To continue to read the full South Australia, Victoria and New South Wales report as part of our Research Series “The Future is Renewable: Targets and Policies by Country”, please click “Read More”.
South Australia, Victoria and New South Wales all differ in their approaches to increase their renewable energy production. The three states currently have very different energy mixes, with both Victoria and New South Wales having a strong dependency on coal. Through early investment South Australia has positioned itself as a renewable energy leader with a particular focus on wind power. In contrast to this Victoria and New South Wales have only recently begun their shift to a more sustainable energy supply. However, despite their differences, the three states all share the same long-term target: net zero emissions by 2050. It will be interesting to observe how each state’s energy sector evolves into the future. Hopefully with the support of each other, and the federal government, the long-term targets are able to be achieved.
To read the full South Australia, Victoria and New South Wales report as part of our Research Series, please download the PDF below.
The renewable energy industry in Australia has been experiencing rapid growth recently and has been driving change in an energy system that has long been reliant on fossil fuels. However, in a nation where mining and fossil fuel production are some of the biggest and most influential industries, the renewable energy sector is faced with many challenges.

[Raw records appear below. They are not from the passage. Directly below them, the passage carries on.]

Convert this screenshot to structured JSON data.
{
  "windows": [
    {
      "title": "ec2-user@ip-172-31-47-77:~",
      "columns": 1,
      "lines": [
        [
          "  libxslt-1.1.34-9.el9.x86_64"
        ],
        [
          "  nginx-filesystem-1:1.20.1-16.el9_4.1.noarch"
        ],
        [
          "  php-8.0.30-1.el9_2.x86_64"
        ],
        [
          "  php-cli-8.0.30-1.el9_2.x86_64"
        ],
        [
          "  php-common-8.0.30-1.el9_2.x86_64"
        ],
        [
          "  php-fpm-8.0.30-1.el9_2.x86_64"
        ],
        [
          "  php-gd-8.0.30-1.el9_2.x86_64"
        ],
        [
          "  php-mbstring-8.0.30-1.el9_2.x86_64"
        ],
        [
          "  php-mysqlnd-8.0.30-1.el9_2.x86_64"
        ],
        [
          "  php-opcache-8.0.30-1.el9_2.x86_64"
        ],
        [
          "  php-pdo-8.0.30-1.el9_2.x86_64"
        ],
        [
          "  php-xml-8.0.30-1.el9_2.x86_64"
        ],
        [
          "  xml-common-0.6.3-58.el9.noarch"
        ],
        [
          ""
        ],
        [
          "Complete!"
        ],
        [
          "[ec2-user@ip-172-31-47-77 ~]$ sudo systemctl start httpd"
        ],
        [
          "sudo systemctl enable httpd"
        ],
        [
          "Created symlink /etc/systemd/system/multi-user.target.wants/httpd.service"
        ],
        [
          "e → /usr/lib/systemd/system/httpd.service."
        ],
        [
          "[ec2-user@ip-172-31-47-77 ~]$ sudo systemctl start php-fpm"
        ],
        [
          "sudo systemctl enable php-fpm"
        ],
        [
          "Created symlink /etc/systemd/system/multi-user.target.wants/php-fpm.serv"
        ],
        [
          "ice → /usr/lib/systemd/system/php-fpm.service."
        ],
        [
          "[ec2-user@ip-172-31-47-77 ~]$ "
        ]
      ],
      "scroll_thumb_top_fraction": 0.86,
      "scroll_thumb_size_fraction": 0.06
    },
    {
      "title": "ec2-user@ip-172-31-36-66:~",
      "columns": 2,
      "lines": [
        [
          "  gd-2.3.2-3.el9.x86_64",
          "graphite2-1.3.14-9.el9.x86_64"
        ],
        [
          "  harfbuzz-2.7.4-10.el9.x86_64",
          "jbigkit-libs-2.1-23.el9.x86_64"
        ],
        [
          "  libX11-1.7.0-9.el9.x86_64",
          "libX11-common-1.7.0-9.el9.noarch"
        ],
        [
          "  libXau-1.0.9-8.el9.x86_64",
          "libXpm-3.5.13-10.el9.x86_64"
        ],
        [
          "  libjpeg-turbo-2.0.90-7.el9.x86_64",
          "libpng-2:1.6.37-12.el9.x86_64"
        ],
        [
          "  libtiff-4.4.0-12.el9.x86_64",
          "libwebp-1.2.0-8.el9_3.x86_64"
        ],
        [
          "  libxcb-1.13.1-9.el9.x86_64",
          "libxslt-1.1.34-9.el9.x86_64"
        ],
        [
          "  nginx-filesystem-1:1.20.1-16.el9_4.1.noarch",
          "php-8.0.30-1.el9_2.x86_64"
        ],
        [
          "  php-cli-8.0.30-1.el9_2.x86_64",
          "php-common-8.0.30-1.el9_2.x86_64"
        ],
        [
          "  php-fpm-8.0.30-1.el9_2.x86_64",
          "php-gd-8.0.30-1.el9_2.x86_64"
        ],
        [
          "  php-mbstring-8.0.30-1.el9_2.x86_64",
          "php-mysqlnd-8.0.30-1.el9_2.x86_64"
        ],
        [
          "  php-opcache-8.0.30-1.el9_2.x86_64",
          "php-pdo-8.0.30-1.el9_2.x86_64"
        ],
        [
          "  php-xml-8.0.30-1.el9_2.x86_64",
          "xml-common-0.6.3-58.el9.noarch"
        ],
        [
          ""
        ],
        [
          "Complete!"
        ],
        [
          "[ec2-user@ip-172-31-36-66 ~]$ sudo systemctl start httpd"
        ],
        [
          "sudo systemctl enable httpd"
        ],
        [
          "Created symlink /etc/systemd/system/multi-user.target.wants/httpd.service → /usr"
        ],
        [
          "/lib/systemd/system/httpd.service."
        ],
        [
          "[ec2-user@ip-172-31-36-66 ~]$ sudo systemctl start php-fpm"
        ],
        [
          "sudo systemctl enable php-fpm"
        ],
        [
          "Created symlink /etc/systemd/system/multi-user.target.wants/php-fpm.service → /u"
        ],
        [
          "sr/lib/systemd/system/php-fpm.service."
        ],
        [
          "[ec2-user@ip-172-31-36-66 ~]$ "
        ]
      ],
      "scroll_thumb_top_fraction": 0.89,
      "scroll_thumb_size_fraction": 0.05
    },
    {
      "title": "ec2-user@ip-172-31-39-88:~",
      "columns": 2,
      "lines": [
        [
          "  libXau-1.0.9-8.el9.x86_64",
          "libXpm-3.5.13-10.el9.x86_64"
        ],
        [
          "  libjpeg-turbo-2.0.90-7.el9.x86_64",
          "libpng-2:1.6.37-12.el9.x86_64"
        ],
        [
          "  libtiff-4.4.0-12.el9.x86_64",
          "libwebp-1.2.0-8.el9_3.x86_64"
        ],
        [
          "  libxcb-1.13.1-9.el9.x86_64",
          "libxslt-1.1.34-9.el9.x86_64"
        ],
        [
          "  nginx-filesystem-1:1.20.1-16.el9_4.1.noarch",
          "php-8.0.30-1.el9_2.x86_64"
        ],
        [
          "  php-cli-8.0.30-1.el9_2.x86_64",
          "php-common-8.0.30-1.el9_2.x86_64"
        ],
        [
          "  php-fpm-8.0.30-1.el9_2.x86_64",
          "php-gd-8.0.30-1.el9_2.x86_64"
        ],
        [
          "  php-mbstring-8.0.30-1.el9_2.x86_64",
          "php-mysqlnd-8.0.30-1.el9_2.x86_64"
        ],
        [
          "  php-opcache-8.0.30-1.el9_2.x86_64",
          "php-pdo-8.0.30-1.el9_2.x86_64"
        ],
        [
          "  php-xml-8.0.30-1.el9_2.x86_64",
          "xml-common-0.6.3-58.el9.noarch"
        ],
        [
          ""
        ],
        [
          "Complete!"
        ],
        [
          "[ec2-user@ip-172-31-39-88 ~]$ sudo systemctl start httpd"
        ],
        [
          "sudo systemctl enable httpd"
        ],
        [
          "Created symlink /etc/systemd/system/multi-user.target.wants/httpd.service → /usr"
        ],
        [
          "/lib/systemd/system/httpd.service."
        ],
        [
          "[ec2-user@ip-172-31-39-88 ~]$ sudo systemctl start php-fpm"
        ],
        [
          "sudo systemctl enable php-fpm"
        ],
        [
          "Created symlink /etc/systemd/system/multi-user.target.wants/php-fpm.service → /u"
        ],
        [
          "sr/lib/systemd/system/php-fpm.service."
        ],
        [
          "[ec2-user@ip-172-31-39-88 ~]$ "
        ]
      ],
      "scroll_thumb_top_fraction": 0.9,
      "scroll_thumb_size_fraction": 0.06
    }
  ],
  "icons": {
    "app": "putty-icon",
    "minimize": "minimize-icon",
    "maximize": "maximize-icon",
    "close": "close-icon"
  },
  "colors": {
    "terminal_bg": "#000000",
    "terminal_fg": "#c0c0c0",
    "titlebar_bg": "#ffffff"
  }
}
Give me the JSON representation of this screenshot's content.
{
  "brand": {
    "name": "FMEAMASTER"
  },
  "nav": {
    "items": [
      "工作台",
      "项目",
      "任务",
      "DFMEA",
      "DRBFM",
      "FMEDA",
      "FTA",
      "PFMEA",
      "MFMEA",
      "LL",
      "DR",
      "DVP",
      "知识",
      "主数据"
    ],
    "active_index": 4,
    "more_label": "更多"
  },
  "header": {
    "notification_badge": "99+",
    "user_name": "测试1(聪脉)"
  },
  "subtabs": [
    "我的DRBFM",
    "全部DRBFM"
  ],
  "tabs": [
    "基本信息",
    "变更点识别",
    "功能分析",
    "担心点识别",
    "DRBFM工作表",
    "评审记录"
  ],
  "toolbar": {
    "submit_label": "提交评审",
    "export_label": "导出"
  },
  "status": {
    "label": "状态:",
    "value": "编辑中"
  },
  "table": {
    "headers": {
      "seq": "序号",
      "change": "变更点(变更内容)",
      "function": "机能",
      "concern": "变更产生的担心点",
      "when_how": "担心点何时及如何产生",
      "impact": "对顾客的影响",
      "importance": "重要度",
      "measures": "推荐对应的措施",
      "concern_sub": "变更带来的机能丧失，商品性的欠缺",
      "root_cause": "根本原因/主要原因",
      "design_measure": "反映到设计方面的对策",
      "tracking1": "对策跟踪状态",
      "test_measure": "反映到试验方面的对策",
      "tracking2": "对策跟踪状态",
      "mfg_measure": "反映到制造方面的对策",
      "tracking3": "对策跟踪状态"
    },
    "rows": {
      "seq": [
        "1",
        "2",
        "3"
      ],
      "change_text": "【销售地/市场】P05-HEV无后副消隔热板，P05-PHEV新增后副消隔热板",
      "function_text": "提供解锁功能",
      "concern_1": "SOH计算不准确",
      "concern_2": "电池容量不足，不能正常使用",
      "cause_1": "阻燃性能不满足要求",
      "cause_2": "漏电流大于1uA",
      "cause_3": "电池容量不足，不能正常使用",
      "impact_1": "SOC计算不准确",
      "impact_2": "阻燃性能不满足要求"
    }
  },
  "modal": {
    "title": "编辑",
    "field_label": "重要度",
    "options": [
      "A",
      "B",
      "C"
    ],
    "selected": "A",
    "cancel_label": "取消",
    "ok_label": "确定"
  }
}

Lately, there has been a lot of political debate about Australia’s energy future, and the role that renewables should play in it, as politicians look to improve affordability and reliability of supply. The industry has experienced uncertainty about the country’s long-term energy and climate change policy direction, considering how much it has varied with the many changes in leadership over the past decade.Thankfully, there are currently policies and measures in place to ensure that renewable energy will continue to contribute to the energy mix into the future including the Large-scale Renewable Energy Target, which will see electricity generation from renewables almost double in the next few years.
Australia has an excellent renewable energy resource, with the greatest potential in wind and solar. Hydropower has long been responsible for the largest share of renewable generation but now the wind and solar industries are growing rapidly. To date, onshore wind has been the leader in the new renewables sector in Australia however a promising large-scale solar industry is starting to emerge as investors and utilities look to diversify their generation portfolios.
To continue to read the full Australia, Federal Level report as part of our Research Series “The Future is Renewable: Targets and Policies by Country”, please click “Read More”.